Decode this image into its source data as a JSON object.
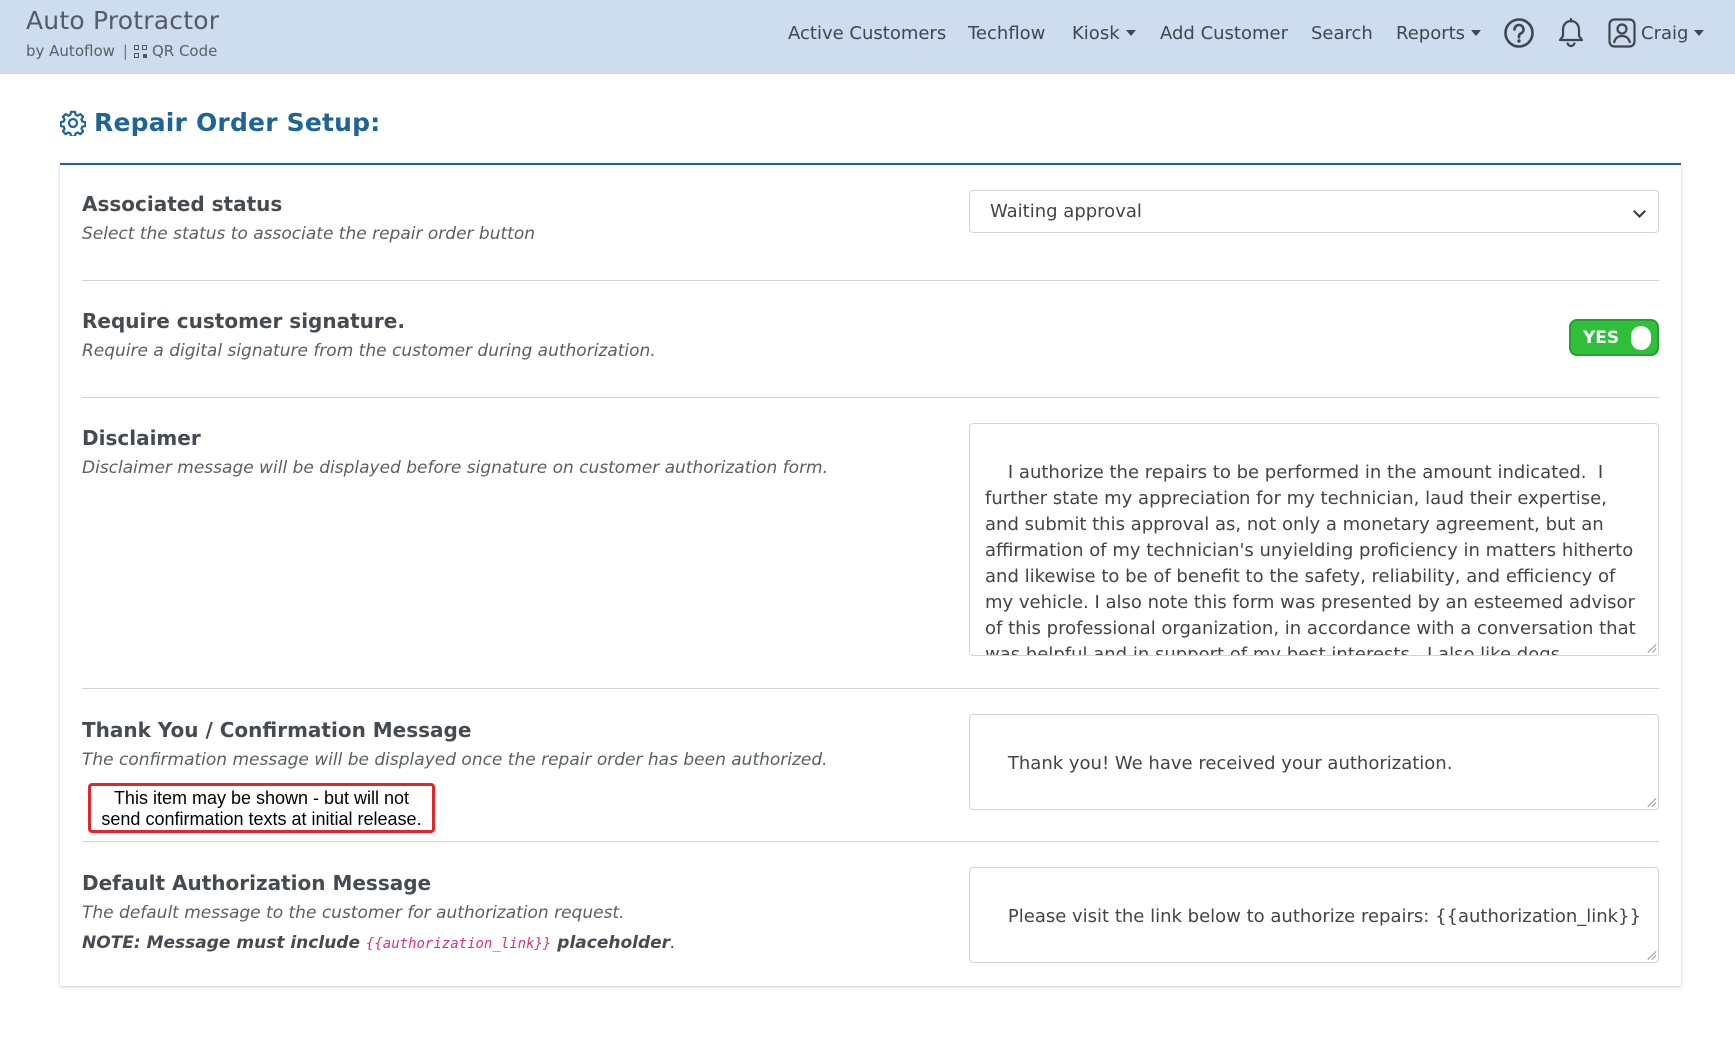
{
  "brand": {
    "title": "Auto Protractor",
    "byline": "by Autoflow",
    "separator": "|",
    "qr_label": "QR Code"
  },
  "nav": {
    "active_customers": "Active Customers",
    "techflow": "Techflow",
    "kiosk": "Kiosk",
    "add_customer": "Add Customer",
    "search": "Search",
    "reports": "Reports",
    "user": "Craig"
  },
  "page": {
    "title": "Repair Order Setup:"
  },
  "settings": {
    "associated_status": {
      "label": "Associated status",
      "help": "Select the status to associate the repair order button",
      "value": "Waiting approval"
    },
    "require_signature": {
      "label": "Require customer signature.",
      "help": "Require a digital signature from the customer during authorization.",
      "toggle_label": "YES",
      "enabled": true
    },
    "disclaimer": {
      "label": "Disclaimer",
      "help": "Disclaimer message will be displayed before signature on customer authorization form.",
      "value": "I authorize the repairs to be performed in the amount indicated.  I further state my appreciation for my technician, laud their expertise, and submit this approval as, not only a monetary agreement, but an affirmation of my technician's unyielding proficiency in matters hitherto and likewise to be of benefit to the safety, reliability, and efficiency of my vehicle. I also note this form was presented by an esteemed advisor of this professional organization, in accordance with a conversation that was helpful and in support of my best interests.  I also like dogs."
    },
    "thank_you": {
      "label": "Thank You / Confirmation Message",
      "help": "The confirmation message will be displayed once the repair order has been authorized.",
      "callout_line1": "This item may be shown - but will not",
      "callout_line2": "send confirmation texts at initial release.",
      "value": "Thank you! We have received your authorization."
    },
    "default_authorization": {
      "label": "Default Authorization Message",
      "help": "The default message to the customer for authorization request.",
      "note_prefix": "NOTE: Message must include",
      "note_code": "{{authorization_link}}",
      "note_suffix": "placeholder",
      "note_end": ".",
      "value": "Please visit the link below to authorize repairs: {{authorization_link}}"
    }
  },
  "colors": {
    "navbar_bg": "#cddcee",
    "title_blue": "#1f6496",
    "toggle_green": "#2fbf3a",
    "callout_red": "#e0262b",
    "code_pink": "#d63384"
  },
  "icons": [
    "qr-code-icon",
    "gear-icon",
    "help-circle-icon",
    "bell-icon",
    "user-icon",
    "chevron-down-icon"
  ]
}
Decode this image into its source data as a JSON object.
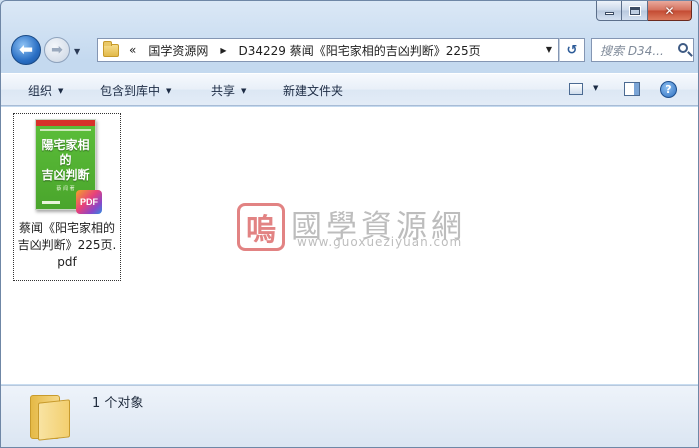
{
  "window": {
    "caption_close_glyph": "✕"
  },
  "nav": {
    "back_glyph": "⬅",
    "forward_glyph": "➡",
    "breadcrumb_chevron": "«",
    "breadcrumb": [
      {
        "label": "国学资源网"
      },
      {
        "label": "D34229 蔡闻《阳宅家相的吉凶判断》225页"
      }
    ],
    "refresh_glyph": "↺",
    "search_placeholder": "搜索 D34..."
  },
  "toolbar": {
    "organize": "组织",
    "include_in_library": "包含到库中",
    "share": "共享",
    "new_folder": "新建文件夹",
    "help_glyph": "?"
  },
  "file": {
    "name": "蔡闻《阳宅家相的吉凶判断》225页.pdf",
    "thumbnail_title": "陽宅家相\n的\n吉凶判断",
    "thumbnail_author": "蔡 闻 著",
    "badge": "PDF"
  },
  "watermark": {
    "seal": "嗚",
    "title": "國學資源網",
    "url": "www.guoxueziyuan.com"
  },
  "status": {
    "count_text": "1 个对象"
  },
  "colors": {
    "window_frame": "#6f87a6",
    "toolbar_bg": "#e3ecf7",
    "close_button": "#c34a32",
    "book_cover_green": "#4aa52c",
    "watermark_red": "#d95a5a"
  }
}
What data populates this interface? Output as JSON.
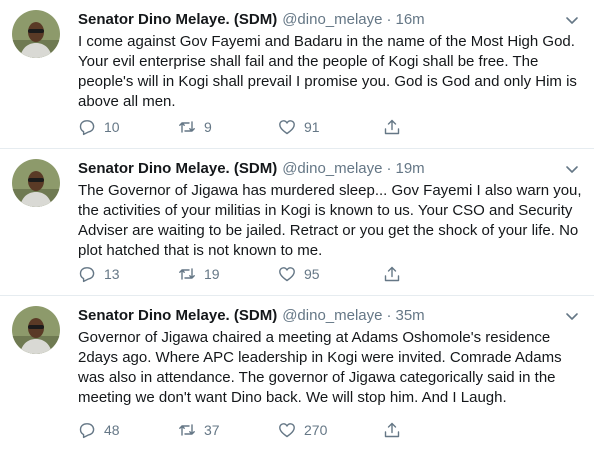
{
  "tweets": [
    {
      "name": "Senator Dino Melaye. (SDM)",
      "handle": "@dino_melaye",
      "separator": "·",
      "time": "16m",
      "text": "I come against Gov Fayemi and Badaru in the name of the Most High God. Your evil enterprise shall fail and the people of Kogi shall be free. The people's will in Kogi shall prevail I promise you. God is God and only Him is above all men.",
      "replies": "10",
      "retweets": "9",
      "likes": "91"
    },
    {
      "name": "Senator Dino Melaye. (SDM)",
      "handle": "@dino_melaye",
      "separator": "·",
      "time": "19m",
      "text": "The Governor of Jigawa has murdered sleep... Gov Fayemi I also warn you, the activities of your militias in Kogi is known to us. Your CSO and Security Adviser are waiting to be jailed. Retract or you get the shock of your life. No plot hatched that is not known to me.",
      "replies": "13",
      "retweets": "19",
      "likes": "95"
    },
    {
      "name": "Senator Dino Melaye. (SDM)",
      "handle": "@dino_melaye",
      "separator": "·",
      "time": "35m",
      "text": "Governor of Jigawa chaired a meeting at Adams Oshomole's residence 2days ago. Where APC leadership in Kogi were invited. Comrade Adams was also in attendance. The governor of Jigawa categorically said in the meeting we don't want Dino back. We will stop him. And I Laugh.",
      "replies": "48",
      "retweets": "37",
      "likes": "270"
    }
  ],
  "icons": {
    "reply": "reply-icon",
    "retweet": "retweet-icon",
    "like": "heart-icon",
    "share": "share-icon",
    "menu": "chevron-down-icon"
  },
  "colors": {
    "text": "#14171a",
    "secondary": "#657786",
    "divider": "#e6ecf0"
  }
}
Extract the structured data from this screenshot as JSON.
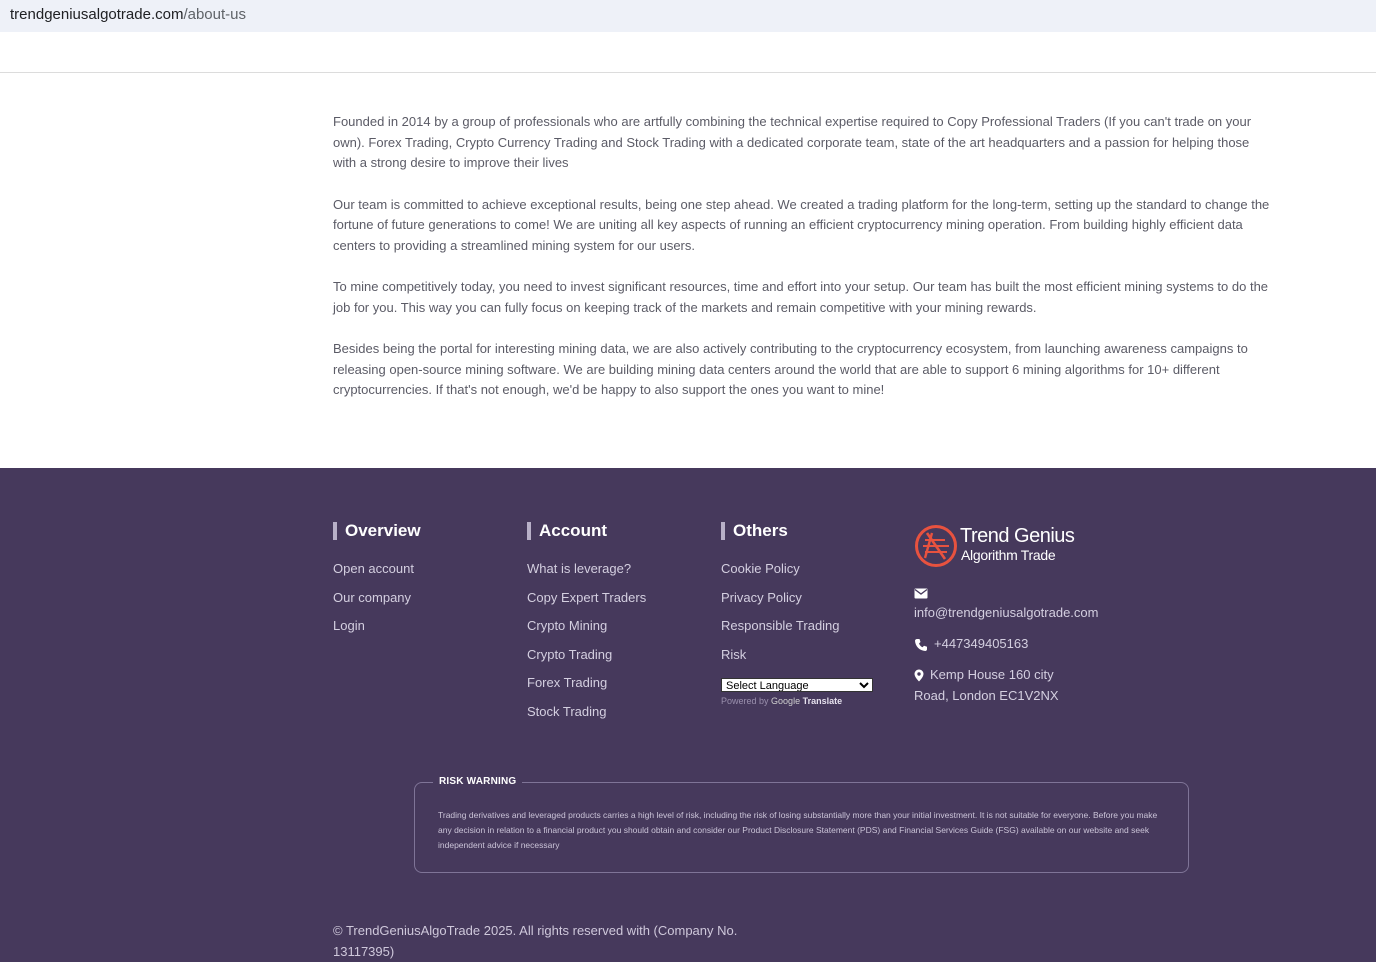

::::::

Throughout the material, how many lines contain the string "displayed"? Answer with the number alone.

2